> _REQUIREMENT_:
Write out each record a second time, exactly.

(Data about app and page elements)
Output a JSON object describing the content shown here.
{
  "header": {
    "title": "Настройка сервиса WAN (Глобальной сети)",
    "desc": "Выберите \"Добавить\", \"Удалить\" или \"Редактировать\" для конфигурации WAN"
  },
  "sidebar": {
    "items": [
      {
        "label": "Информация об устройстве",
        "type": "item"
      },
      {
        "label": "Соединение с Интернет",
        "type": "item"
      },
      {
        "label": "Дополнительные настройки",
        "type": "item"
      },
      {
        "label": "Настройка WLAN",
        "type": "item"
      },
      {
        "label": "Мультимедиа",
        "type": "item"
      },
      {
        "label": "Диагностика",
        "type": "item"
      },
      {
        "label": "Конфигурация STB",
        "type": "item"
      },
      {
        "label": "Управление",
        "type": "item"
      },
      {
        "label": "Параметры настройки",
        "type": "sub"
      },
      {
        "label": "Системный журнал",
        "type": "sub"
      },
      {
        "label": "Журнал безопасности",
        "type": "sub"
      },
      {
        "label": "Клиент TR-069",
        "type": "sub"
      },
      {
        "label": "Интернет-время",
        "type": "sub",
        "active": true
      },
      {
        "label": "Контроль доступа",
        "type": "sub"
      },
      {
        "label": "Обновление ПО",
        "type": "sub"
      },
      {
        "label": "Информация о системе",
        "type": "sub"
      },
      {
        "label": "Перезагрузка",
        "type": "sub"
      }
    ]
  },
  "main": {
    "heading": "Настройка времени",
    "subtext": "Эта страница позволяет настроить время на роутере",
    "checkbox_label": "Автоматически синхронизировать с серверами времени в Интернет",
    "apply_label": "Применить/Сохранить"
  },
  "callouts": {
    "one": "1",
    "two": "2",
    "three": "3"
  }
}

> _YOUR SOLUTION_:
Output a JSON object describing the content shown here.
{
  "header": {
    "title": "Настройка сервиса WAN (Глобальной сети)",
    "desc": "Выберите \"Добавить\", \"Удалить\" или \"Редактировать\" для конфигурации WAN"
  },
  "sidebar": {
    "items": [
      {
        "label": "Информация об устройстве",
        "type": "item"
      },
      {
        "label": "Соединение с Интернет",
        "type": "item"
      },
      {
        "label": "Дополнительные настройки",
        "type": "item"
      },
      {
        "label": "Настройка WLAN",
        "type": "item"
      },
      {
        "label": "Мультимедиа",
        "type": "item"
      },
      {
        "label": "Диагностика",
        "type": "item"
      },
      {
        "label": "Конфигурация STB",
        "type": "item"
      },
      {
        "label": "Управление",
        "type": "item"
      },
      {
        "label": "Параметры настройки",
        "type": "sub"
      },
      {
        "label": "Системный журнал",
        "type": "sub"
      },
      {
        "label": "Журнал безопасности",
        "type": "sub"
      },
      {
        "label": "Клиент TR-069",
        "type": "sub"
      },
      {
        "label": "Интернет-время",
        "type": "sub",
        "active": true
      },
      {
        "label": "Контроль доступа",
        "type": "sub"
      },
      {
        "label": "Обновление ПО",
        "type": "sub"
      },
      {
        "label": "Информация о системе",
        "type": "sub"
      },
      {
        "label": "Перезагрузка",
        "type": "sub"
      }
    ]
  },
  "main": {
    "heading": "Настройка времени",
    "subtext": "Эта страница позволяет настроить время на роутере",
    "checkbox_label": "Автоматически синхронизировать с серверами времени в Интернет",
    "apply_label": "Применить/Сохранить"
  },
  "callouts": {
    "one": "1",
    "two": "2",
    "three": "3"
  }
}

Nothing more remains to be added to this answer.